■ TASK BRIEF ■
Among the lines below, copy each one in which "subtitle" appears.

■ Dataset rows describing interfaces ■
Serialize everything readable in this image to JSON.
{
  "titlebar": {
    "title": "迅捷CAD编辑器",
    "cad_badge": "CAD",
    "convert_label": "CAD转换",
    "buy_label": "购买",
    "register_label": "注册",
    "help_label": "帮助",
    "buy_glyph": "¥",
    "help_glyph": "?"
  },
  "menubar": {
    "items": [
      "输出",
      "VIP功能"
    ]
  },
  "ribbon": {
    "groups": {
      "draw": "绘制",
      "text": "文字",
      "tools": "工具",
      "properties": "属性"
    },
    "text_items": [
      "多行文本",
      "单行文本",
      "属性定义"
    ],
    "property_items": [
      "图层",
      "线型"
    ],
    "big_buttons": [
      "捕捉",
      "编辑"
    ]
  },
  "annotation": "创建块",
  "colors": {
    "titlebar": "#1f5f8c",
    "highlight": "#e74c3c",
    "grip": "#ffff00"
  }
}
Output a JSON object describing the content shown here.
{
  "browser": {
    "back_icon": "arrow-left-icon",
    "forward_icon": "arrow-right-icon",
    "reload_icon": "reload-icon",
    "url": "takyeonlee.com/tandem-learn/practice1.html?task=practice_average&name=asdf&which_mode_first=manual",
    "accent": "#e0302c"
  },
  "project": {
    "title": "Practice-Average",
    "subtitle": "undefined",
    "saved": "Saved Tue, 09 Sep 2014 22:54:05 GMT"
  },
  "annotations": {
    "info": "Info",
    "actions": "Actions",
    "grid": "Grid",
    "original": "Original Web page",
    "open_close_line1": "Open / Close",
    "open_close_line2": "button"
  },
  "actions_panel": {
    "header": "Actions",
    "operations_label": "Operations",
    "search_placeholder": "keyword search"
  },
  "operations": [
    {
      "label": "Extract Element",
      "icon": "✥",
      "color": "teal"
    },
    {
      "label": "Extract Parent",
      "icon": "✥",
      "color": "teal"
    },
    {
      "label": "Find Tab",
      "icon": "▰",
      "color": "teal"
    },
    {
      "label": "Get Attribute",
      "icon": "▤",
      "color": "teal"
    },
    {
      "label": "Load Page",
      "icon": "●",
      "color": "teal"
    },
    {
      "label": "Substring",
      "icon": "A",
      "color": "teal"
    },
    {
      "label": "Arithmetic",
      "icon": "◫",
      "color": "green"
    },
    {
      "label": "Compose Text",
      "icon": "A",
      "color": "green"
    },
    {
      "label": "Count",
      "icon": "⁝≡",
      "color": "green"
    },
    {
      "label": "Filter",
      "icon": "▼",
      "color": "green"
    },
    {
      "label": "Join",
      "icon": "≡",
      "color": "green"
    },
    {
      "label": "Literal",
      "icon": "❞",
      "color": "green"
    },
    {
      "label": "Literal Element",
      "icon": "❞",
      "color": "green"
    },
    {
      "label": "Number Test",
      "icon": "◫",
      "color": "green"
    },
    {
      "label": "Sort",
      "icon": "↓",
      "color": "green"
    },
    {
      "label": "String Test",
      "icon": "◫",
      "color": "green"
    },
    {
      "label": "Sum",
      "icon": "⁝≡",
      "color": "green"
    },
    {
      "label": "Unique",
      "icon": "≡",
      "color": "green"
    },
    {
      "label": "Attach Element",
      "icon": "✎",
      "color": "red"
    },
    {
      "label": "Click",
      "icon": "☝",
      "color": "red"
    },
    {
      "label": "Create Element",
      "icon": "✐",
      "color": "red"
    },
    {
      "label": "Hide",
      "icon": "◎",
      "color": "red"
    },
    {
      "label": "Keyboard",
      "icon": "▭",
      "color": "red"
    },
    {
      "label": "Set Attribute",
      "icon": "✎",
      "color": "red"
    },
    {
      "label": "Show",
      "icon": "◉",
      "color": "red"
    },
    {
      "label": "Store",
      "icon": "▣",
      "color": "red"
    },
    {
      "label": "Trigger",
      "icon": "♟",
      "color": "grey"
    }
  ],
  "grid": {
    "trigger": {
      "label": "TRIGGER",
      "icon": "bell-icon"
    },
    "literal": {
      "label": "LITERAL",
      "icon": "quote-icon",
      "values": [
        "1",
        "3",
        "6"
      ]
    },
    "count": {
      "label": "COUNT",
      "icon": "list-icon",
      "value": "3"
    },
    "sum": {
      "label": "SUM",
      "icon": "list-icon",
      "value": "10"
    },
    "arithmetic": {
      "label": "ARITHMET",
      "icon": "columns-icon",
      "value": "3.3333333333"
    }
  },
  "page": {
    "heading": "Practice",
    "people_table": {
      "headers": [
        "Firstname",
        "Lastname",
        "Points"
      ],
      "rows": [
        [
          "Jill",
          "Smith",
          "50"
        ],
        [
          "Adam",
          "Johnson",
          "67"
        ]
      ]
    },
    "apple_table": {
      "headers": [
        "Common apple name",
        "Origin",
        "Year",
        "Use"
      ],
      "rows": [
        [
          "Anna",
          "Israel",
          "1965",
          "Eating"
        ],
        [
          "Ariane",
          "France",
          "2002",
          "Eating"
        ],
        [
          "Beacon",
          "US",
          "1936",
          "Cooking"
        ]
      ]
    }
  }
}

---

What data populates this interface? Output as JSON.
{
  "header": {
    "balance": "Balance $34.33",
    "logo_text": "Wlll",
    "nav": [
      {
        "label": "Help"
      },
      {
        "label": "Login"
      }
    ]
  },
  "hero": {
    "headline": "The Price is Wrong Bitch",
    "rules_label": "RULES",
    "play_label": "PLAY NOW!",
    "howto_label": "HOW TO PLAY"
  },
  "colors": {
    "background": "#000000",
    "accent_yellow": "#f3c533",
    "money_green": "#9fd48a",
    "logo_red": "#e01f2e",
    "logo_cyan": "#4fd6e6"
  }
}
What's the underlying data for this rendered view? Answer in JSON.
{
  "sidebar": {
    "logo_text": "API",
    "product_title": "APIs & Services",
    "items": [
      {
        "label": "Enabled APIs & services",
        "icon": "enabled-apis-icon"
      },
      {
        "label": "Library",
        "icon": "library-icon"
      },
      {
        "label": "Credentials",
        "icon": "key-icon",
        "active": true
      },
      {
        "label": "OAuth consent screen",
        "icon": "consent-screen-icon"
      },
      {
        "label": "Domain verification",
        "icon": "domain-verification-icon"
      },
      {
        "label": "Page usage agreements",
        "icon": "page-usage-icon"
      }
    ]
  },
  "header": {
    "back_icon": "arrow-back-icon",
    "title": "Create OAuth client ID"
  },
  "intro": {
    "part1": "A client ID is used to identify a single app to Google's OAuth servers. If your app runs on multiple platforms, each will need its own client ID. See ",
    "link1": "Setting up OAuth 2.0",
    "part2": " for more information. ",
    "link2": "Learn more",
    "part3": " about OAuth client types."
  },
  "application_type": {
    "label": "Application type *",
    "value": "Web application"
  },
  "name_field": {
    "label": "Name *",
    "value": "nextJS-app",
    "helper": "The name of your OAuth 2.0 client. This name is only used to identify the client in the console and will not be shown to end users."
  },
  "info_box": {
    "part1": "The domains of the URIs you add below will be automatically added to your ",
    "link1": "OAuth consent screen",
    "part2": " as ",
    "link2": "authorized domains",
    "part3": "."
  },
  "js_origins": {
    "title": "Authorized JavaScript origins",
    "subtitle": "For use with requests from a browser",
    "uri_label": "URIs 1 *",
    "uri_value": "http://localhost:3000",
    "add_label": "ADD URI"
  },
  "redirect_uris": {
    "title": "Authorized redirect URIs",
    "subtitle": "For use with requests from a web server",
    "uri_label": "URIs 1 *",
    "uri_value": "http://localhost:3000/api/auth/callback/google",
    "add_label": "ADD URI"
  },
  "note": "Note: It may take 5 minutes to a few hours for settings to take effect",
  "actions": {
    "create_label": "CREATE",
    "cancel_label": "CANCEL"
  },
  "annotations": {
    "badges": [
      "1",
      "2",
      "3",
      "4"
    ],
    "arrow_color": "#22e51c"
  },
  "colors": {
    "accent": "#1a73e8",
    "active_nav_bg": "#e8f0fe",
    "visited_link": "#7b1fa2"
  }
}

■ EXERCISE SOLUTION ■
    "subtitle": "undefined",
    "subtitle": "For use with requests from a browser",
    "subtitle": "For use with requests from a web server",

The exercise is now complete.